**** Given information ****

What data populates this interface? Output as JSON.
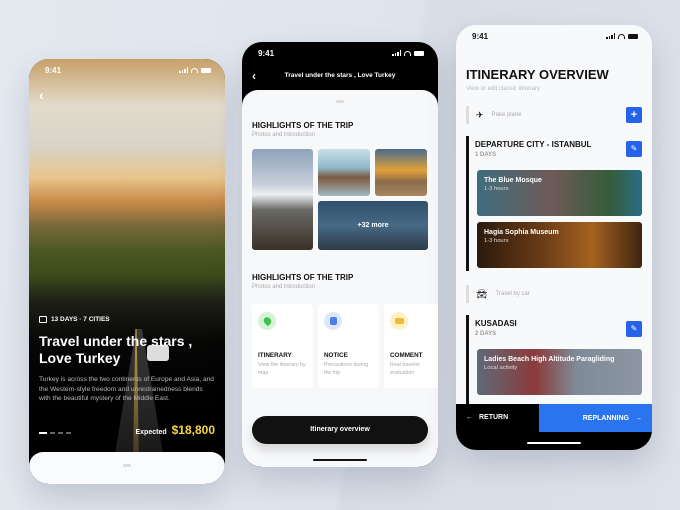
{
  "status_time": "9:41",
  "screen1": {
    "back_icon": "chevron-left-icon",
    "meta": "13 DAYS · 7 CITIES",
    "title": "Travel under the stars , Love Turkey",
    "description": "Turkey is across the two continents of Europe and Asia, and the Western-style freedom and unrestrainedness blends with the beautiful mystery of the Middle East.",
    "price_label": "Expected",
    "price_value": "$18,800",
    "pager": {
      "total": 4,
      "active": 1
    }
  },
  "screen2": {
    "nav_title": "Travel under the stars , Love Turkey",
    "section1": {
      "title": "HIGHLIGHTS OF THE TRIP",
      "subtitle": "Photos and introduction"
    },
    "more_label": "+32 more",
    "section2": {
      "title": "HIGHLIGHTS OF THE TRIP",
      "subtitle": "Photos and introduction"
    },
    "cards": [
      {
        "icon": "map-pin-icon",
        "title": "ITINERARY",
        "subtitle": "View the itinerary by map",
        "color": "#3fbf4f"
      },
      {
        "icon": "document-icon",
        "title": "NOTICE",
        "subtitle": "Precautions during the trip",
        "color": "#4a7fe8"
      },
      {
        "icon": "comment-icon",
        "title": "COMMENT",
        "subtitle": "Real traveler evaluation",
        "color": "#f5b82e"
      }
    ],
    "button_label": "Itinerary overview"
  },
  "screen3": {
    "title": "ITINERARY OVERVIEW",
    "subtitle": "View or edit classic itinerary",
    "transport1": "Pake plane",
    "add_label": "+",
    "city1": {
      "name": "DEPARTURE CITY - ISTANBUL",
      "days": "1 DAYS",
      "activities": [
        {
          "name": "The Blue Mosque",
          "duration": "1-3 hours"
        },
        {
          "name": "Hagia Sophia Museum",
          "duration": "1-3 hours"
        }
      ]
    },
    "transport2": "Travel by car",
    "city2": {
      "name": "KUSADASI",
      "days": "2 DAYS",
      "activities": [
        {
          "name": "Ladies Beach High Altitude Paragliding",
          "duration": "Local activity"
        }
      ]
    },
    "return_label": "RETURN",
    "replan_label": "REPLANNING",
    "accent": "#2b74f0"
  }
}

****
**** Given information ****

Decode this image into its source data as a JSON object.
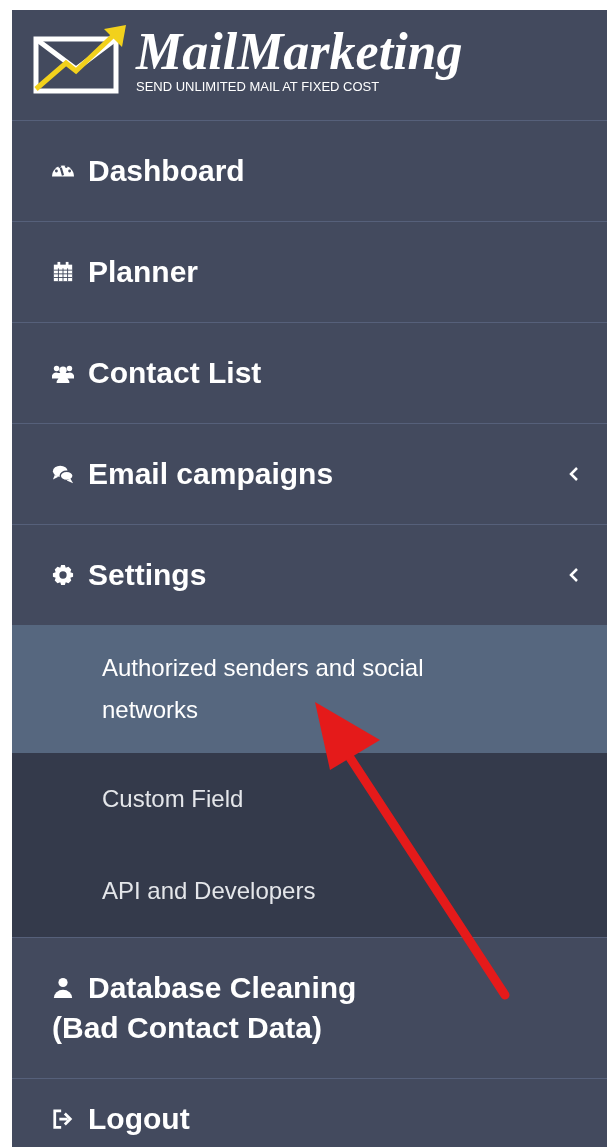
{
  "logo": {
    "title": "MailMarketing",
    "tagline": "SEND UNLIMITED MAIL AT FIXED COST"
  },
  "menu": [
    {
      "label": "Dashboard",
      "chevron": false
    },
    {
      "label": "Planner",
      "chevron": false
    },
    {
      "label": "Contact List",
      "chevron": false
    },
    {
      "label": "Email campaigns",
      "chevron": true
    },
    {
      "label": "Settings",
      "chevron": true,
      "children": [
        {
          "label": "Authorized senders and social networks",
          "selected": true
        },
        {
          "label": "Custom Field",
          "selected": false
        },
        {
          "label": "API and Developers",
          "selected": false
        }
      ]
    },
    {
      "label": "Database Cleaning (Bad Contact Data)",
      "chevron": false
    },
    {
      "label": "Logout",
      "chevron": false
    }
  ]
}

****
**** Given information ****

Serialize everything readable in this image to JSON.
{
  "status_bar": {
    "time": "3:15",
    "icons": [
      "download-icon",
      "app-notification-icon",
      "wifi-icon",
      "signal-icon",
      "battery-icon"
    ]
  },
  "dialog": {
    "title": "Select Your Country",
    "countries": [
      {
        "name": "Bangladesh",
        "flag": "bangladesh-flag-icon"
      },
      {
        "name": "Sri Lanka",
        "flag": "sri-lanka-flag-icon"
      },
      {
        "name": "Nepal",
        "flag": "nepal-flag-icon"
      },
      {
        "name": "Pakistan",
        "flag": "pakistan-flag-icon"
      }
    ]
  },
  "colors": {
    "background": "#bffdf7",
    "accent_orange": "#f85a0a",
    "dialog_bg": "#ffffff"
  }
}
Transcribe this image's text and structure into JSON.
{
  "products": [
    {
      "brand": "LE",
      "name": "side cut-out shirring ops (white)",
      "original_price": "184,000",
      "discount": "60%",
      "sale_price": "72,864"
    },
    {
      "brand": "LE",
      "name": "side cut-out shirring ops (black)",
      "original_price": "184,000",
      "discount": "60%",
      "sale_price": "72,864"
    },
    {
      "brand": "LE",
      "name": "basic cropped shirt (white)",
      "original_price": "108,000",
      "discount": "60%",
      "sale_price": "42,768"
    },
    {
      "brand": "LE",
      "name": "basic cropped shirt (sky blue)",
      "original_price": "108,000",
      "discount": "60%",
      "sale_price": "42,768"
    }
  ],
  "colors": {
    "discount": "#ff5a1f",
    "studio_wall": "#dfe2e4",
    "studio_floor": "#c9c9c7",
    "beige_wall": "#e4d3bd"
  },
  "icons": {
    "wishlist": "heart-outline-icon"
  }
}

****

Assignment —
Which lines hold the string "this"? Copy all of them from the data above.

Final answer —
What data populates this interface? Output as JSON.
Decode this image into its source data as a JSON object.
Serialize everything readable in this image to JSON.
Transcribe this image's text and structure into JSON.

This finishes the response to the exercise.